(171a) Electrokinetic Transport in Nanoscale Fluidic Channels | AIChE

(171a) Electrokinetic Transport in Nanoscale Fluidic Channels


Petsev, D. N. - Presenter, University of New Mexico
Garcia, A. L. - Presenter, Department of Chemical & Nuclear Engineering, UNM
Ista, L. K. - Presenter, University of New Mexico
O'Brien, M. J. - Presenter, University of New Mexico
Brueck, S. R. J. - Presenter, University of New Mexico, UNM
Lopez, G. P. - Presenter, University of New Mexico, Duke University

The flow of fluids (pure liquids and solutions) in very narrow channels enjoys a substantial attention with the rapid development of the fields of micro and nanofluidics. Miniaturized integrated fluidic devices have a great potential for enhanced separation and analysis by reducing the required time and the sizes of the samples. In channels of submicron dimension the electrokinetic phenomena play a particularly important role since the electric double layers formed at the walls can occupy a substantial part of the channel volume. This presents a theoretical difficulty and specific problems are usually treated numerically and in a non-comprehensive way. In our work we present a concise theory that allows obtaining analytical expressions for the transport of fluid (electroosmotic flow), ions (electric current) and dissolved charged molecules (analytes). The model is based on the weak double layer approximation and has a wide range of validity. A unique feature of this theoretical approach is that it is applicable not only to symmetric but also to asymmetric 2:1 and 1:2 electrolytes which exhibit very interesting properties in nanoscale channels. The possibility of affecting the wall zeta potential by applying a transverse voltage bias is also analyzed.
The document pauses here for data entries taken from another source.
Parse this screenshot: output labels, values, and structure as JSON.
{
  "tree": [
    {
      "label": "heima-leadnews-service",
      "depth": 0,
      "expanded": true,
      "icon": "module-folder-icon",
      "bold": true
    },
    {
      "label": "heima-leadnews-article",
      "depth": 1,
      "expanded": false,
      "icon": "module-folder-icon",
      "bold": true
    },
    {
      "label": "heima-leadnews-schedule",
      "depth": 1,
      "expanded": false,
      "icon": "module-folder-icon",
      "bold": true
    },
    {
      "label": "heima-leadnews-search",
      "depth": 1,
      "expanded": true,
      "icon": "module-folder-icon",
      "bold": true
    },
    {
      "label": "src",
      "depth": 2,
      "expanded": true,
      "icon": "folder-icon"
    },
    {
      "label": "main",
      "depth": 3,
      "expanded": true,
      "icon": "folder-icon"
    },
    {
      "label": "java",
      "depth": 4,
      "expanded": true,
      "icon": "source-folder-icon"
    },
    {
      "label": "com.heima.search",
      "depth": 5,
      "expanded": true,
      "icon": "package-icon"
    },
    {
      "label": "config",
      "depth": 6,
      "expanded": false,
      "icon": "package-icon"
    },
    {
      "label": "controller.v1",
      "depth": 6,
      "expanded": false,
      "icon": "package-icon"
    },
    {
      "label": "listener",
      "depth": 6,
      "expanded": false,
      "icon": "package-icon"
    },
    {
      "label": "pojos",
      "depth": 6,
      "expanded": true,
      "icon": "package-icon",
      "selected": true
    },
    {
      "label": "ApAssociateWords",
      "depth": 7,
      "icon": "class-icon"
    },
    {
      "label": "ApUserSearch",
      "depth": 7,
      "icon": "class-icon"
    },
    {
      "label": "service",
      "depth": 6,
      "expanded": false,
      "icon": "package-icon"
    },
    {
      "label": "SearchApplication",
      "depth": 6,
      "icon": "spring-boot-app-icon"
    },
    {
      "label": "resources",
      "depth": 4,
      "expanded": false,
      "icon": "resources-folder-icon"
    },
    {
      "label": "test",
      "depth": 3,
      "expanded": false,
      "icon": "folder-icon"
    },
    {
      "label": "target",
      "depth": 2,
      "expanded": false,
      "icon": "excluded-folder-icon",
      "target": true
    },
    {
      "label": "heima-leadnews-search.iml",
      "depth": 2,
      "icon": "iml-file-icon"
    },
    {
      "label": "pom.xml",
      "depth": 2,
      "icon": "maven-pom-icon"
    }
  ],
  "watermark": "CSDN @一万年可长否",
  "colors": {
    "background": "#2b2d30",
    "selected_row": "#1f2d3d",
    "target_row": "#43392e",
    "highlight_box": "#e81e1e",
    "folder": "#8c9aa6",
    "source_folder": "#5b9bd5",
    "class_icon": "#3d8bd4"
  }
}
This transverse bias is used in an attempt to control the transport in the channel and such devices are often called ?fluidic field effect transistors?. Our model quantifies the effect of the voltage bias on the zeta potential of the channel wall and therefore can be used for prediction of transport and optimization of separations in such fluidic devices.